“We have a situation where the American flag is not the thing. It is the thing. And the thing is the American flag is not the American people. The American people are the American flag.
Of the many, many comments made on the wall of my New Orleans funeral home, perhaps none was more instructive than this one: “My father fought for you. My uncle fought for you. All of them. Not in Vietnam, but in World War II. They fought for us. My father did not. He had a heart attack over the Air Force One. And I know the difference. And I know the difference because I remember what it feels like to struggle and to hang on by a thread when there’s something so important as that.”
Lorie Shoup, the woman who died here Thursday after what appears to be years of unspeakable torment, seemed to understand the difference between my father’s experiences and her own much more clearly than most.
“We have a situation where the American flag is not the thing.
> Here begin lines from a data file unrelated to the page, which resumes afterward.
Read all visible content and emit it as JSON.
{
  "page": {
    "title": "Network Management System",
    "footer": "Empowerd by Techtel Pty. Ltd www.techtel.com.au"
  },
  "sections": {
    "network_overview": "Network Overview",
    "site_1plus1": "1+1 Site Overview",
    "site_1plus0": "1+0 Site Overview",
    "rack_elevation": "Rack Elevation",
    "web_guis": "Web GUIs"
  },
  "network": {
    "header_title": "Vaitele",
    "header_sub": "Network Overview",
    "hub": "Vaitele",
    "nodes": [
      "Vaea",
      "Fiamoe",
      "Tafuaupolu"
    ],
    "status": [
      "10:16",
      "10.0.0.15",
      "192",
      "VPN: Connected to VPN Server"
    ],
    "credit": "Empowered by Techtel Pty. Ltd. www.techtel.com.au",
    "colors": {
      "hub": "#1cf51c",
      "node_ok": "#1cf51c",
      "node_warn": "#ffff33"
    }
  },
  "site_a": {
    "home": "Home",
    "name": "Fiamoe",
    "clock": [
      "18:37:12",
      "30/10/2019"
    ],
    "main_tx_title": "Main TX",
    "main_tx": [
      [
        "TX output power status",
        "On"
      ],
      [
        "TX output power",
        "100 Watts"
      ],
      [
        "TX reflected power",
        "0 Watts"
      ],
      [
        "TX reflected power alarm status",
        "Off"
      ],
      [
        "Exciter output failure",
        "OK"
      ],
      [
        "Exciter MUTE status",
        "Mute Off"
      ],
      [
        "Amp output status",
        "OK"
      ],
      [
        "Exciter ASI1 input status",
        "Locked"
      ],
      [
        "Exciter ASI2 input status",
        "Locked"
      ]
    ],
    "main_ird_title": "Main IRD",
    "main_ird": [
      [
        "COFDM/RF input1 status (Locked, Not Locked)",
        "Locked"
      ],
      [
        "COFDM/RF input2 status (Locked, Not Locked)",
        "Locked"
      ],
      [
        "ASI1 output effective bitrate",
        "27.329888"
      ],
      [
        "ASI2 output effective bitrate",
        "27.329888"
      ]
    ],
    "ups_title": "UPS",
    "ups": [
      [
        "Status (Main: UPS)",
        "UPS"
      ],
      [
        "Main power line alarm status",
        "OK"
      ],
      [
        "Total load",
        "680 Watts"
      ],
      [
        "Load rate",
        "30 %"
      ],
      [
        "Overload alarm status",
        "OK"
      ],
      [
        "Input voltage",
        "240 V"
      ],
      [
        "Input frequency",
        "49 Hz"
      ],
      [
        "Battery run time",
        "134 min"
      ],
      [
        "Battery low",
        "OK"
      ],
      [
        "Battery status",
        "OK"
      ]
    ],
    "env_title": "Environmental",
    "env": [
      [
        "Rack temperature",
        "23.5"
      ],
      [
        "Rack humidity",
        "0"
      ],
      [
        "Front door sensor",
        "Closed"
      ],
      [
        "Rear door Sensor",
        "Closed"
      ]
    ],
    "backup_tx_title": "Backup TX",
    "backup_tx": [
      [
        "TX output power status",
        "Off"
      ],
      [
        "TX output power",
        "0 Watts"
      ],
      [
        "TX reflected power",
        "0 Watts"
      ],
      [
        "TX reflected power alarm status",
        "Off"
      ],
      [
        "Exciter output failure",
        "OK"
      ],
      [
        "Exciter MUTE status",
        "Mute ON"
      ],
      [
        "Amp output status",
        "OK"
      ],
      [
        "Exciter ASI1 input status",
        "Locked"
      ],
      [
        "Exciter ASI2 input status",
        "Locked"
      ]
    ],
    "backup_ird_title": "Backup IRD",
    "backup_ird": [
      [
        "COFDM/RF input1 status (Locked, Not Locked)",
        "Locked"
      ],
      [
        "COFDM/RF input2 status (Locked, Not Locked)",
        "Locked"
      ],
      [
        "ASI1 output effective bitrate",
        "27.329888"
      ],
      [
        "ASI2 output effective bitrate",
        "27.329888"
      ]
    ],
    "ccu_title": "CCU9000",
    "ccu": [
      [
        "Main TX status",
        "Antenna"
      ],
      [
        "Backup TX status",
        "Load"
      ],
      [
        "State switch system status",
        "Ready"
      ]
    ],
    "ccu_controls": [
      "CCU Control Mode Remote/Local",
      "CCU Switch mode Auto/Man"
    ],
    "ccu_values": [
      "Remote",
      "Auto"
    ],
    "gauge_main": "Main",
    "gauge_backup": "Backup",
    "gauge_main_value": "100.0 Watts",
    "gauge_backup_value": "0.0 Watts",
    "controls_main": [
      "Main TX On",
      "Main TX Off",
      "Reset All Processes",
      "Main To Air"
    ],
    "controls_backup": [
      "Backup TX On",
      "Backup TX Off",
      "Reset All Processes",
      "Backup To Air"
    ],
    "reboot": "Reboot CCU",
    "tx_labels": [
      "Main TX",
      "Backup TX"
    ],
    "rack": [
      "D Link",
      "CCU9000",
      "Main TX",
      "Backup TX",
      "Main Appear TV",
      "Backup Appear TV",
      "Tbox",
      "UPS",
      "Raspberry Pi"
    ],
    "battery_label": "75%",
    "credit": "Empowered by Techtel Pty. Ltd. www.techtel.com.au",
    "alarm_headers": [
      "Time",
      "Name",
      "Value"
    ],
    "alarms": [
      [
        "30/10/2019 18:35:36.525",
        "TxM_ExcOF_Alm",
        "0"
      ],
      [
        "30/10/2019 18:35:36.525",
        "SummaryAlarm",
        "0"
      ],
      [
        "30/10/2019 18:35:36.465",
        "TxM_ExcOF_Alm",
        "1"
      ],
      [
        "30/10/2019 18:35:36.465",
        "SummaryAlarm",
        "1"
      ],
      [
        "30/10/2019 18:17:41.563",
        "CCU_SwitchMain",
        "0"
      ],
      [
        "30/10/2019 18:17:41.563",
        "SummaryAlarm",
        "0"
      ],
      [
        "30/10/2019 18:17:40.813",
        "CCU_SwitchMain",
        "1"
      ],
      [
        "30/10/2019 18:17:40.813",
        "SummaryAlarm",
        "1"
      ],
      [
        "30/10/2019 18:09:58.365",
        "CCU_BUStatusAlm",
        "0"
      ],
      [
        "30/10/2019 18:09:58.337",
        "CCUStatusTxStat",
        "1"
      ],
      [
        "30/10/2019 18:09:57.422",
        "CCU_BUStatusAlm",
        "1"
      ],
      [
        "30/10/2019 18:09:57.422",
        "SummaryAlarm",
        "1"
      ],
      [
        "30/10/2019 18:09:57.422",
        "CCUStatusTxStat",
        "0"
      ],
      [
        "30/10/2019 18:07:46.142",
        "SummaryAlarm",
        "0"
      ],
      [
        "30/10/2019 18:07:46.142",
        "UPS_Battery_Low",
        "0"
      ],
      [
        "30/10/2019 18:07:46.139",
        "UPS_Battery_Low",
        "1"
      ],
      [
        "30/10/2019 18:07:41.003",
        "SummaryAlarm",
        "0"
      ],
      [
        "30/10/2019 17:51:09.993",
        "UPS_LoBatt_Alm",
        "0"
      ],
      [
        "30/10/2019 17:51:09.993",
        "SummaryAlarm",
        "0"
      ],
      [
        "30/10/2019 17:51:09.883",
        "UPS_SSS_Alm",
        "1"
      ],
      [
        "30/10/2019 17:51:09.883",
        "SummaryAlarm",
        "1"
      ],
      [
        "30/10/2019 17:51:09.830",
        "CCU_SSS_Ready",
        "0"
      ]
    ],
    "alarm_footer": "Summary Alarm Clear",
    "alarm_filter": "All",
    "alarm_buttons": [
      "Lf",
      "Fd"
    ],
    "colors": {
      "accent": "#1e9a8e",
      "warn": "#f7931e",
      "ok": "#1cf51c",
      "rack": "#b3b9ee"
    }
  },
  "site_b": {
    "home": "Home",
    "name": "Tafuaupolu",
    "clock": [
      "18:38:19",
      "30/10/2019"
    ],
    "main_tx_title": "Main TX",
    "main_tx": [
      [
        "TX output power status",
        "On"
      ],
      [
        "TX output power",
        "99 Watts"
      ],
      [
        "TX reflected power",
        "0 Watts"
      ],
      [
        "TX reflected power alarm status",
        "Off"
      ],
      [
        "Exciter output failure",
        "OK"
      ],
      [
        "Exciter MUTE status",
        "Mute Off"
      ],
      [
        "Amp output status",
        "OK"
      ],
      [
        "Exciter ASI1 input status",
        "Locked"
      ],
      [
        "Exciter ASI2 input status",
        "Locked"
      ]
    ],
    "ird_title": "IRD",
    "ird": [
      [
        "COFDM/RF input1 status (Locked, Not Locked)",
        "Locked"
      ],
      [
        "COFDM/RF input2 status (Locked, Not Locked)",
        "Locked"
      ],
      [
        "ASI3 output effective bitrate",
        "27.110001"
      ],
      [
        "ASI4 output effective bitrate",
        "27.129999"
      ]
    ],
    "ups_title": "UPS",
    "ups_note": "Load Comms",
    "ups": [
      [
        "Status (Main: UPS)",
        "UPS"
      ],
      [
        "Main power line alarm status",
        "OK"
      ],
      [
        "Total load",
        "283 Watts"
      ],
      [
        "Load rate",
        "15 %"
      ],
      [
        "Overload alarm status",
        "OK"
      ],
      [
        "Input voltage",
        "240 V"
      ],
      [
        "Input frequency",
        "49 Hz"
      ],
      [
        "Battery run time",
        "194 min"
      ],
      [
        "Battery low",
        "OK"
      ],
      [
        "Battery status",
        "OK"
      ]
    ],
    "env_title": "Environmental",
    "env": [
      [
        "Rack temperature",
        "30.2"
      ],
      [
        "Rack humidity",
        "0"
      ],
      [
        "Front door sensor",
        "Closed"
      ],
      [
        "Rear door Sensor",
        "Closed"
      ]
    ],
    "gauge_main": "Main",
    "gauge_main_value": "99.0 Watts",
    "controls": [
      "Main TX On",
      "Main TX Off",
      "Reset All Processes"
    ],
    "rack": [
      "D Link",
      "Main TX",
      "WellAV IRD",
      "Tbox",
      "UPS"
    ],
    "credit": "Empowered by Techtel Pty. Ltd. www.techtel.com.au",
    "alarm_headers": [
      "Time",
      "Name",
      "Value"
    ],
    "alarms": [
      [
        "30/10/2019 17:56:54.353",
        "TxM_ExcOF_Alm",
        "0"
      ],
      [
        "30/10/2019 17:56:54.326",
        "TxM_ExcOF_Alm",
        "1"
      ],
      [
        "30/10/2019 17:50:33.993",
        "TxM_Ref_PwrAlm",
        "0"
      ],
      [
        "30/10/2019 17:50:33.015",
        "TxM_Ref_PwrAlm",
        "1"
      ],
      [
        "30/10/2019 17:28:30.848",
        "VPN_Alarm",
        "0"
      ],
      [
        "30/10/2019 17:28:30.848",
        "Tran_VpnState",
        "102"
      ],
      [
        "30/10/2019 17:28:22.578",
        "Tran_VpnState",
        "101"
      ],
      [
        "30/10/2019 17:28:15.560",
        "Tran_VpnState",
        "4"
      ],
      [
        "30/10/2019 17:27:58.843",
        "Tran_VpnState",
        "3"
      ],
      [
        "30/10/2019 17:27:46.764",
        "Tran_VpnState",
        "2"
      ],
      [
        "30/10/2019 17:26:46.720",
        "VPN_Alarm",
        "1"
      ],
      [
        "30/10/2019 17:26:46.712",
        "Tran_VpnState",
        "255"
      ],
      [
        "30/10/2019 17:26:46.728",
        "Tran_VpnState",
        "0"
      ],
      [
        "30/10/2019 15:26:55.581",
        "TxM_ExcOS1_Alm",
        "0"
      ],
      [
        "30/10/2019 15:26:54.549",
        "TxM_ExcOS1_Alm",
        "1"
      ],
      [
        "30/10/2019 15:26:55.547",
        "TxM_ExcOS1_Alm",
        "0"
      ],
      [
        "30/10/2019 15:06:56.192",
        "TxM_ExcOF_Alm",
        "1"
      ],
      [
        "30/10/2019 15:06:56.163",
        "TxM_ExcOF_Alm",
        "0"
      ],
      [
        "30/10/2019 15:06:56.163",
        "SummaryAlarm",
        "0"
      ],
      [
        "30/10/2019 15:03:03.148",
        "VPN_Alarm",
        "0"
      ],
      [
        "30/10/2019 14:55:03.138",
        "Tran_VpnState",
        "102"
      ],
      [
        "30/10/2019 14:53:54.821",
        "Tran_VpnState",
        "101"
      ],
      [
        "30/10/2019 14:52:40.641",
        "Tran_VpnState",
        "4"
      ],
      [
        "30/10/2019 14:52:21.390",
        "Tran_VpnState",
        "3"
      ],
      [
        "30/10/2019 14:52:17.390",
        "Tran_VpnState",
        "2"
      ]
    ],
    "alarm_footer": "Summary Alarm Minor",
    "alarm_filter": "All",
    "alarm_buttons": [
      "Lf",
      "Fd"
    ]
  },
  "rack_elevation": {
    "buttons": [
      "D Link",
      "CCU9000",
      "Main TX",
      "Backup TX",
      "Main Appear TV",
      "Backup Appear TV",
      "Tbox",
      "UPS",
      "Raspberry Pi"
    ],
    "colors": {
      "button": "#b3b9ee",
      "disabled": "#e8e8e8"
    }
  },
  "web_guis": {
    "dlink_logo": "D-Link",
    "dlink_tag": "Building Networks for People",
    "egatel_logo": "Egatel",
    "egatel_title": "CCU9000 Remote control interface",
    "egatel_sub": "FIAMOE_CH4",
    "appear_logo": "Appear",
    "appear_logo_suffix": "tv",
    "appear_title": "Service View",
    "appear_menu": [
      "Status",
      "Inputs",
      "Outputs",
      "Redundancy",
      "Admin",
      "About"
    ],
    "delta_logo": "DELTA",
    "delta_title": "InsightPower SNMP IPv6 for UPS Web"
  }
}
It is the thing. And the thing is the American flag is not the American people. The American people are the American flag. Of the many, many comments made on the wall of my New Orleans funeral home, perhaps none was more instructive than this one:
The difference between the tragic situation is that the American flag can be put on top of something, and the American people can, too. And my father’s life wasn’t something that you could put on top of something. My father died because he was walking through an airport toilet for a little bit of time.”
Her words are so, so true. She understood that the American flag and its symbolism can come in and out of our lives. She understood that the American flag is part of the country we love, not the country we don’t. The same holds true of the people. Every day. No matter what.
And yet, she could, at times, seem lost in our collective confusion about our new President and the very meaning of citizenship in our country.
We are counting on you to fight the most fundamental fight for our country. It is not to win to be right or left, or to be liberal or conservative. It is not about one person in a position of power pushing out another. No. It is a simple principle about who we are as a country.
If you’re reading this on Saturday, don’t assume that it’s going to be a happy day at the office. We will need all of you to work even harder than you are fighting now, because it won’t only be about the new day, but also the failure to implement the change we need to make.
We all need to be in that “American flag” at any critical moment.
I was watching this in a Downtown New Orleans bar when a middle-aged white guy came in and saw the flag. He reached over the bar to get it off.
He was taken aback, I thought. There is more on the wall than the American flag. Everyone was aware of this. If he reached across to retrieve his own flag and actually went for it, then he was actually understood what we all were feeling here. It hit home that the American flag itself is actually something more than it seems.
And then I felt that again, when I was watching the tape of a young black man on the street telling another man, “I don’t want to be a president.” It made me really feel something.
Here was a young man, so many of us watching him, thinking, “Do I want to be this? What is this? Am I supposed to be moving through this? Or am I standing still, so that something new happens? What is it? Can I be both? I’m too black and I’m too white to know what’s it to be. I need to figure it out for myself. I need to step forward because if I don’t step forward, then I’m going to be nobody.”
The American flag is there, with or without you.
Therefore, it is up to us to be there, wearing masks for one day a year. And then again, not wearing masks at all.
Barton Quillen, his wife, and children, and parents, will begin a retreat at Walden Pond near Concord on Friday. Quillen is the founder of the Fishing Forefathers, which has raised more than $150,000 and given scholarships to about 70 young men and women over the past 30 years.